Sacramento VA Medical Center; University of California Davis School of Medicine Mather, California
Andrew W. Yen, MD, MS1, Joseph W. Leung, MD, MACG1, Analyn E. Aguilar, RN2, Dan R. Prather, RN2, Frank Cardoza, RN2, Felix W. Leung, MD3; 1Sacramento VA Medical Center; University of California Davis School of Medicine, Mather, CA; 2Sacramento VA Medical Center, Mather, CA; 3VAGLAHS, David Geffen School of Medicine at UCLA, North Hills, CA
Introduction: Conventional colonoscopy generates aerosol, which disseminates bacteria [Chapman, BMJ 2001] during and after the procedure, in part related to air insufflation-induced flatus. SARS-CoV-2 is present in the gut tissue and feces. During the COVID-19 pandemic, mitigation of aerosol-mediated infection is desirable. Total water exchange colonoscopy (TWEC -- insertion and withdrawal water exchange) eliminates the need for air insufflation. We test the hypothesis that TWEC reduces flatus compared with other methods that rely on gas insufflation. Methods: This study was a retrospective analysis of prospectively collected data from a sample of outpatient screening and surveillance colonoscopies at a single endoscopy unit over a two-month period. Six colonoscopists used different techniques (Table 1). Since evaluation of flatus during colonoscopy cannot be blinded, we assumed that flatus after colonoscopy during the recovery period is an accurate reflection of flatus peri-procedurally, and has the distinct advantage that blinded assessment was feasible. Data on flatulence during recovery were collected by a nurse blinded to colonoscopy techniques. Colonoscopists did not know which patients were selected for flatus monitoring. Sample size calculation [TWEC 1%, other intervention 39%] yielded 14 per group, 28 total per colonoscopist. IRB approval was waived because recovery monitoring was a routine part of post-colonoscopy care. Results: 168 consecutive colonoscopies (28 per endoscopist) were identified. Patient age, BMI and procedure indication (screening/surveillance) were comparable (data not shown). Compared to techniques where gas was used during any part of the examination, significantly fewer patients (p< 0.01) were observed to pass flatus during recovery in the TWEC group (Table 2). Discussion: In a recent letter to the editor (Adv Dig Med, in press) we expressed the opinion that TWEC (avoiding gas insufflation) seems to be a logical, cost-conscious, and easily implemented safeguard to reduce SARS-CoV-2 transmission in addition to more widely accepted protective measures. We now provide double blinded observational data to support this opinion. By eliminating the use of gas during colonoscopy, TWEC appears to reduce peri-procedural flatus, and by inference, aerosol formation. This may have potential impact on mitigating the risks of aerosol-induced infection during colonoscopy in the era of COVID-19.
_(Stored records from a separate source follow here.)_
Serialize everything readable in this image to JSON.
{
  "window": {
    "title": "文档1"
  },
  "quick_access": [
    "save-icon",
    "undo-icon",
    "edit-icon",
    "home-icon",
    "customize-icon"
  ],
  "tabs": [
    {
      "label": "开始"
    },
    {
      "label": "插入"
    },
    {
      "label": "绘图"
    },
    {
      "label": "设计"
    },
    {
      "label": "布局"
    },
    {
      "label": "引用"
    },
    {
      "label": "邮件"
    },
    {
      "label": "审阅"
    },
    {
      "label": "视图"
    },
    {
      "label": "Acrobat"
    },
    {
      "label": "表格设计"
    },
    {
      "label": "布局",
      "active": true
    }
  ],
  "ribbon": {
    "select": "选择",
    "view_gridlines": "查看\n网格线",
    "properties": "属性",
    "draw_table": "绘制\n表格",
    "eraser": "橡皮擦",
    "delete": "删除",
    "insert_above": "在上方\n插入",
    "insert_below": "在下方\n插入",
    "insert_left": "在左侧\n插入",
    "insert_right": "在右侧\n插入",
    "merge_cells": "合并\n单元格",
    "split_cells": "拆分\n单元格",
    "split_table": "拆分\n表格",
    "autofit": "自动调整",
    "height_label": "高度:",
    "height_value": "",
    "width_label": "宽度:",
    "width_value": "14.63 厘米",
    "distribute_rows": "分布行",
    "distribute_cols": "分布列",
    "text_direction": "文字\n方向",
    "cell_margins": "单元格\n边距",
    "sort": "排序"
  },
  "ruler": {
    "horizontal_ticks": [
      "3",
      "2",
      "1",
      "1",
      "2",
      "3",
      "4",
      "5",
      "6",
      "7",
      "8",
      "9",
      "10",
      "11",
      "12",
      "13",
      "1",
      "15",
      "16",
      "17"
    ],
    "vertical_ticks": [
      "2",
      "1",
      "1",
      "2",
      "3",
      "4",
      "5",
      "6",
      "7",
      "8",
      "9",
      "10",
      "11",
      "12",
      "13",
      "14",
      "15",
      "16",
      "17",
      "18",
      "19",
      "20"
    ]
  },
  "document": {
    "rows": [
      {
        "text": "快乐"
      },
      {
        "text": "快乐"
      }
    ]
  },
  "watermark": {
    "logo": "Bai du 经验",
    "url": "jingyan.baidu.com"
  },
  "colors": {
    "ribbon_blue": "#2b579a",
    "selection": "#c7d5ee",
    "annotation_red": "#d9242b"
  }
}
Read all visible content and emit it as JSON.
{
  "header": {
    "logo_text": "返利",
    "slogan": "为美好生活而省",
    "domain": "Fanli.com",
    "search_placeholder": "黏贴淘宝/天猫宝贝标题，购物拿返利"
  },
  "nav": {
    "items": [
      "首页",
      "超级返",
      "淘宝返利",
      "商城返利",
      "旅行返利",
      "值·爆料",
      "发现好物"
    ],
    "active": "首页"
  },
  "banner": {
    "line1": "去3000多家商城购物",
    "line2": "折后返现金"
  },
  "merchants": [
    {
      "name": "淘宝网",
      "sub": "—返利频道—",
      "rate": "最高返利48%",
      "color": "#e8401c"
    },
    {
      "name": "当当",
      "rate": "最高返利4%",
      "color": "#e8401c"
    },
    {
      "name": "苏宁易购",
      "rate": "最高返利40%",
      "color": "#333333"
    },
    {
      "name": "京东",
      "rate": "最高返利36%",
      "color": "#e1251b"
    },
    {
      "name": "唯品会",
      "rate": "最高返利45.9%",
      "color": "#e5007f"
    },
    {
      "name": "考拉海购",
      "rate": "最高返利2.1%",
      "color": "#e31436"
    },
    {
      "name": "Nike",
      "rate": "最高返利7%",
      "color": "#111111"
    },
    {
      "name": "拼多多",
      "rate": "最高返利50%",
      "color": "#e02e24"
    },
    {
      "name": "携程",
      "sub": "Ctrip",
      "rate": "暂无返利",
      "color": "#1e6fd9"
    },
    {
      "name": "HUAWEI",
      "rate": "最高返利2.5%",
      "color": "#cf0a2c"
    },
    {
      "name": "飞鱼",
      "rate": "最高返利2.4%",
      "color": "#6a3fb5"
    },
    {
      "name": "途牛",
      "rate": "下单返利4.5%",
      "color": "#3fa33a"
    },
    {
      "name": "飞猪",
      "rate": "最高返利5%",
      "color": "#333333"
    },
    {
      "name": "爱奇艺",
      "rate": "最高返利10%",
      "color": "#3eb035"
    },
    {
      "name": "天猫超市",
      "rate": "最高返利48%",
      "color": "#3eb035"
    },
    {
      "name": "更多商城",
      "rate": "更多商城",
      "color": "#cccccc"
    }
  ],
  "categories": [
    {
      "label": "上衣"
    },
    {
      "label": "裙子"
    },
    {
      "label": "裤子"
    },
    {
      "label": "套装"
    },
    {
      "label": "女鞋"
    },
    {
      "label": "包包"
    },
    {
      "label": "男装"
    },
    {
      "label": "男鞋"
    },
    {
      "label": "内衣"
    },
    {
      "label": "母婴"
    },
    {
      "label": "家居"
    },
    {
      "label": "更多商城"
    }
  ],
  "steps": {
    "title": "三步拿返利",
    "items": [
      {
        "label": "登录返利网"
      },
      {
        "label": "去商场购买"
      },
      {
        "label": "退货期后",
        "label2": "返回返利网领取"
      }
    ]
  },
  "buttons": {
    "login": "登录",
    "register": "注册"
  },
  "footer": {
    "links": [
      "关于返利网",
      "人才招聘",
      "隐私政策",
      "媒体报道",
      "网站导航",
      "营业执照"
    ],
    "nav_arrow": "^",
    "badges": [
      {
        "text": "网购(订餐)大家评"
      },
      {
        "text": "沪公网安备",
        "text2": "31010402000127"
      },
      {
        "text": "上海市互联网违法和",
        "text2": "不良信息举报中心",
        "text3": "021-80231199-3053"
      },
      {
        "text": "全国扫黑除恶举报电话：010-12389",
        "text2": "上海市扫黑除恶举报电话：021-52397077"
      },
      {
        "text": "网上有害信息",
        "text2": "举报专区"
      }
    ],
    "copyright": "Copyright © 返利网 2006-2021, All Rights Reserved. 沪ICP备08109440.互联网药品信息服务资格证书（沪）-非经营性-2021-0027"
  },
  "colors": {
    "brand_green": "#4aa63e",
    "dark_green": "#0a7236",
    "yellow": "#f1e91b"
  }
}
Disclosures: Andrew Yen indicated no relevant financial relationships. Joseph Leung indicated no relevant financial relationships. Analyn Aguilar indicated no relevant financial relationships. Dan Prather indicated no relevant financial relationships. Frank Cardoza indicated no relevant financial relationships. Felix Leung indicated no relevant financial relationships.